There are welcome surprises in the works displayed. Maximilien Luce’s Man Washing shows a sparsely furnished room in a house that clearly lacks a bathroom. His The Steelworks, and a painting of men mending a road in Paris, plus another of a gang of pile-drivers, are direct representations of working-class life. And there’s the striking Factory in the Moonlight, which is evocative of an almost-eerie atmosphere, and nears photography in its overall effect. The same can be said, though even more so, of Henri Riviére’s illustrations of men working on the Eiffel Tower. It looks horribly dangerous and probably was. There would be few concerns about health and safety.

There are photographs, some of railway trains and stations, of crowds clustered around the Eiffel Tower, of Parisian street scenes, and of workers (mainly women) leaving the Lumière Brothers factory. You can see that they’re anxious to get out even before the doorman has managed to open the large doors properly.

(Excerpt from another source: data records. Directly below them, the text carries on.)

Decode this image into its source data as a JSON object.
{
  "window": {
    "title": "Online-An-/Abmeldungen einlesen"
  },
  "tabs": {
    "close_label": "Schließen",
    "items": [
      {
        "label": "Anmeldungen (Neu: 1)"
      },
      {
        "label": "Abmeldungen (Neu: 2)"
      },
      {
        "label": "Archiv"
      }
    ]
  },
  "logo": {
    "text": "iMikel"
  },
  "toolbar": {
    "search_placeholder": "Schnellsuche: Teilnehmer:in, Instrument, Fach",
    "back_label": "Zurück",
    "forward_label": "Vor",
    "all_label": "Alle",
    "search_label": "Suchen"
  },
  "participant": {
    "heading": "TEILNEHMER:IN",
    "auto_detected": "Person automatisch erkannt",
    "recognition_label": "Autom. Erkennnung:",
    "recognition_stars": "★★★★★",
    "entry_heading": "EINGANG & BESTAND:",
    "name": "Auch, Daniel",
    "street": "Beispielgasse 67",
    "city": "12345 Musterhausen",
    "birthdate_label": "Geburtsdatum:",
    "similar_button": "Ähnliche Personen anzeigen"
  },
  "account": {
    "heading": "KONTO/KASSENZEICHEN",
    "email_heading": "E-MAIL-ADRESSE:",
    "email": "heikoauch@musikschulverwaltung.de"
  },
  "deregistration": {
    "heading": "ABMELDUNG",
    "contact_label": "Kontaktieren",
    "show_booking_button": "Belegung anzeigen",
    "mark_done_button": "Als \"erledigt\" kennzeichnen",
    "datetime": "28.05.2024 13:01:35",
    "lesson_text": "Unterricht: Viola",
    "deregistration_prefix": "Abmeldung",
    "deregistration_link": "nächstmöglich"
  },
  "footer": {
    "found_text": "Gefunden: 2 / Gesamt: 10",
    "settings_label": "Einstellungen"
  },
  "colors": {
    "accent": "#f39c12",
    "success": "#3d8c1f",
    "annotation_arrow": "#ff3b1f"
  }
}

I was amused and it reminded me of similar scenes almost seventy years ago when I was a young boy in a cotton mill (another female-intensive occupation) and joined in the rush for the doors when the end-of-the-day hooter sounded.

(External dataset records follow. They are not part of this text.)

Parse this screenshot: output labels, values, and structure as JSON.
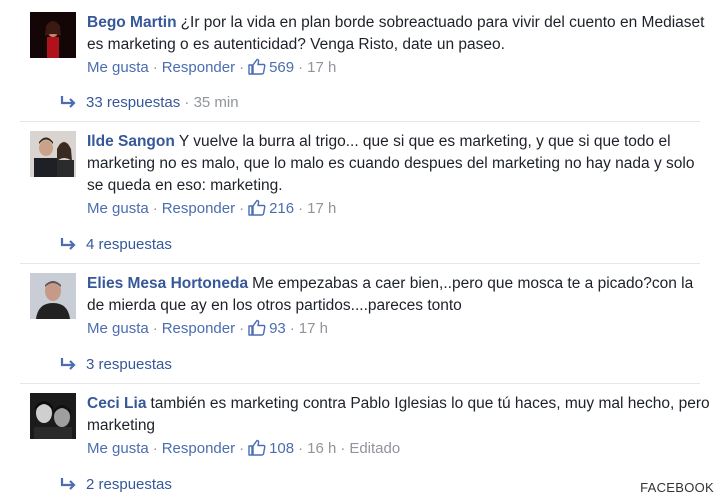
{
  "comments": [
    {
      "author": "Bego Martin",
      "text": "¿Ir por la vida en plan borde sobreactuado para vivir del cuento en Mediaset es marketing o es autenticidad? Venga Risto, date un paseo.",
      "like_label": "Me gusta",
      "reply_label": "Responder",
      "likes": "569",
      "time": "17 h",
      "edited": "",
      "replies_label": "33 respuestas",
      "replies_time": "35 min"
    },
    {
      "author": "Ilde Sangon",
      "text": "Y vuelve la burra al trigo... que si que es marketing, y que si que todo el marketing no es malo, que lo malo es cuando despues del marketing no hay nada y solo se queda en eso: marketing.",
      "like_label": "Me gusta",
      "reply_label": "Responder",
      "likes": "216",
      "time": "17 h",
      "edited": "",
      "replies_label": "4 respuestas",
      "replies_time": ""
    },
    {
      "author": "Elies Mesa Hortoneda",
      "text": "Me empezabas a caer bien,..pero que mosca te a picado?con la de mierda que ay en los otros partidos....pareces tonto",
      "like_label": "Me gusta",
      "reply_label": "Responder",
      "likes": "93",
      "time": "17 h",
      "edited": "",
      "replies_label": "3 respuestas",
      "replies_time": ""
    },
    {
      "author": "Ceci Lia",
      "text": "también es marketing contra Pablo Iglesias lo que tú haces, muy mal hecho, pero marketing",
      "like_label": "Me gusta",
      "reply_label": "Responder",
      "likes": "108",
      "time": "16 h",
      "edited": "Editado",
      "replies_label": "2 respuestas",
      "replies_time": ""
    }
  ],
  "watermark": "FACEBOOK",
  "colors": {
    "author": "#365899",
    "link": "#4b6db1",
    "meta": "#90949c",
    "text": "#1d2129"
  }
}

Who bought the pictures which showed factories as well as fields? It’s perhaps difficult to pin down exactly who purchased what unless one spends time exploring the provenances of paintings. Shields names various individual, and goes on to add that “several other major Impressionist collectors acquired work with industrial themes”. She then concludes, “the people who supported the Impressionists were members of the bourgeoisie, wealthy industrialists, entrepeneurs, and professionals”, who had prospered under the Third Republic and had different interests and tastes than the aristocracy. The buying power of the aristocrats had declined as the nouveau riche entered the art market. They “had no reason to avoid scenes of modernity. They took equal interest in scenes of bourgeois leisure and of industry; they were not instinctively resistant to smokestacks poking into their landscapes, or railroad tracks slicing across it”.

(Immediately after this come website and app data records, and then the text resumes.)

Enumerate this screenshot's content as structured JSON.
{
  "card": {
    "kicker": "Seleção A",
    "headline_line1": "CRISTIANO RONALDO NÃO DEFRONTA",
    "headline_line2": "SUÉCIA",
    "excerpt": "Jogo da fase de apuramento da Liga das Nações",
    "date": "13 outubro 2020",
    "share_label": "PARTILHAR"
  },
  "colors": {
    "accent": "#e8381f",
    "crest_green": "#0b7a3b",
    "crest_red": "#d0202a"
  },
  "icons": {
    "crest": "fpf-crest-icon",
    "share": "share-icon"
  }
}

I have to say that I have doubts about this. I suspect that the collectors of new work were in a minority and many bourgeois gentlemen and their ladies would prefer a comfortable rural scene, preferably without hungry workers, to one showing barges and smoky chimneys, or stripped-to-the-waist labourers digging up a road. I could be wrong, and perhaps I’m taking Britain as a guide to the tastes of the bourgeoisie. They mostly evinced little interest in Impressionism, at least until much later, and largely favoured Pre-Raphaelite paintings or historical scenes. Galleries in industrial centres such as Birmingham and Manchester have large collections of Rossetti, Burne-Jones, and the like, which were often donated by the wealthy merchants and factory-owners who had originally bought them.

Impressionism in the Age of Industry has much to recommend it and raises some interesting questions about how art captured the changes in French society in the late-nineteenth century. I  don’t think it matters too much that the definition of Impressionism has been stretched a little, and easily takes in Neo-Impressionism and more , because whatever the group relationship, if any, of the artists concerned, their work has been judiciously chosen to represent a theme, not a movement, and is always worthy of attention.  The book was published in conjunction with the exhibition, Impressionism in the Age of Industry: Monet, Pissarro and more at the Art Gallery of Ontario, February 16, 2019, to May 5, 2019.